Solution

--no problems--

## August 2007

A standard California automobile license plate has a digit from 1 to 9, followed by three letters, followed by 3 digits from 0 to 9. Under these conditions, how many different plates are possible?

Solution

How many standard California license plates contain a C, an A, or both?

Solution

## September 2007

### Eight Coins

Using enough coins (pennies, nickels, dimes, quarters, and half-dollars), it's possible to make any amount of money. For any amount less than one dollar, no more than eight coins is needed. 99¢ requires eight coins. Only one other amount requires eight coins. What is it?

Solution

### Seven Coins

What is the smallest amount of money that cannot be made with fewer than seven coins?

Solution

## October 2007

### A New Coin

In last month's problem we saw that it is possible to make any amount less than \$1.00 using at most eight coins. Suppose US treasury stopped making half-dollars and instead adds a new coin with a different value. The new coin's value is be a multiple of 5¢, like the other non-penny coins. Can you find a value for the new coin so that it would be possible to make any amount less than \$1.00 with at most seven coins?

Solution

### Another New Coin

Suppose US treasury stopped making dimes and half-dollars. The values of US coins would then be 1¢, 5¢, and 25¢. The treasury adds a single new coin whose value is a multiple of 5¢. Can you find a value for the new coin so that it would be possible to make every amount less than \$1.00 with at most eight coins?

Solution

## November 2007

### Quick Sum

In less than thirty seconds, determine which sum is larger:

Solution

### Quick Remainder

In less than thirty seconds, what is the largest number that leaves the same remainder when divided into 85 and 97?

Solution

## December 2007

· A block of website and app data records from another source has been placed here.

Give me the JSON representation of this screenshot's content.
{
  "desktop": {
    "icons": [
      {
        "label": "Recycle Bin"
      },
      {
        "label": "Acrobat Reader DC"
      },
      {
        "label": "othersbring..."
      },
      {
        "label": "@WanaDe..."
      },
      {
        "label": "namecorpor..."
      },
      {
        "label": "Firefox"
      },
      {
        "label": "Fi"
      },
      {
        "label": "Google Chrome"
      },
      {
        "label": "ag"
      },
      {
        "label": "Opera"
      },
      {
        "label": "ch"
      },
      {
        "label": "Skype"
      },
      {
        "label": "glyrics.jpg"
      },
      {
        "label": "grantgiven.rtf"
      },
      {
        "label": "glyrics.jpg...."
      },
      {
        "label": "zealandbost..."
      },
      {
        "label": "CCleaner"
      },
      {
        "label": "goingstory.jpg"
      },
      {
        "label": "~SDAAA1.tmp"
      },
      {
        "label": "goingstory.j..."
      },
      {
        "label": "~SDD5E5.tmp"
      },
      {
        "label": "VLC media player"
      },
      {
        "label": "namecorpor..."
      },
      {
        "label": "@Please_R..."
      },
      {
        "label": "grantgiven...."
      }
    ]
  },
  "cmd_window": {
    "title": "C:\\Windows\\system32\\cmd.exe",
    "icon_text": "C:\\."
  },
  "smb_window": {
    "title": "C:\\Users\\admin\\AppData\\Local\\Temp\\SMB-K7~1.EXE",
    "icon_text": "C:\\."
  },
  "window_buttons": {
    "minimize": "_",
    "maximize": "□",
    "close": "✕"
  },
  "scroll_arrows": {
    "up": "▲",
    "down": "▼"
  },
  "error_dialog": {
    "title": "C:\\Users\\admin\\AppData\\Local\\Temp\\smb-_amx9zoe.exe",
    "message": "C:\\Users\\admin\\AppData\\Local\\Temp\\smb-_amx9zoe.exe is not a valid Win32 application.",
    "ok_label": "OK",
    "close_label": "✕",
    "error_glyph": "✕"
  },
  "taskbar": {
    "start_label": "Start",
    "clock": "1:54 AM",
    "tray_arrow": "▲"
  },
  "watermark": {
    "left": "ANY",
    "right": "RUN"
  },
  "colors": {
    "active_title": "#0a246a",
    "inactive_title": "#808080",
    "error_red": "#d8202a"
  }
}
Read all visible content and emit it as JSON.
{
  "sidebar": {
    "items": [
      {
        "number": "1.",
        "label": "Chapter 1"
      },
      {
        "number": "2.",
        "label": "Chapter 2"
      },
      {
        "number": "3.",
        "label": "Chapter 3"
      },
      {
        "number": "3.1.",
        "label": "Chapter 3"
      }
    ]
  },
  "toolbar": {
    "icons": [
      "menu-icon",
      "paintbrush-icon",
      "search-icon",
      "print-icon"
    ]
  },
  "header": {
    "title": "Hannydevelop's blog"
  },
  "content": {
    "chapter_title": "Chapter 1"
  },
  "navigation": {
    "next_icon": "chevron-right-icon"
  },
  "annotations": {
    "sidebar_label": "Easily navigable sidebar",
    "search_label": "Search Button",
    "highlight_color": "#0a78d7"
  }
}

### Who's Married?

Peter, Bill, and Jane are friends. One of them is married, and the other two are single. When they are asked who is married, their responses are:

Peter: Bill is married.
Bill: Jane is married.
Jane: One of the men is single.

If the one who is married is lying and the others are truthful, who is married?

Solution

### Who's Single?

Greg, Frank, Sally, and Patty are friends. One of them is single, and the rest are married. When they are asked who is single, their responses are:

Greg: Frank is married.
Frank: Sally married.
Sally: Patty is single.
Patty: One of the men is single.

If the single person is lying and the rest are truthful, who is single?

Solution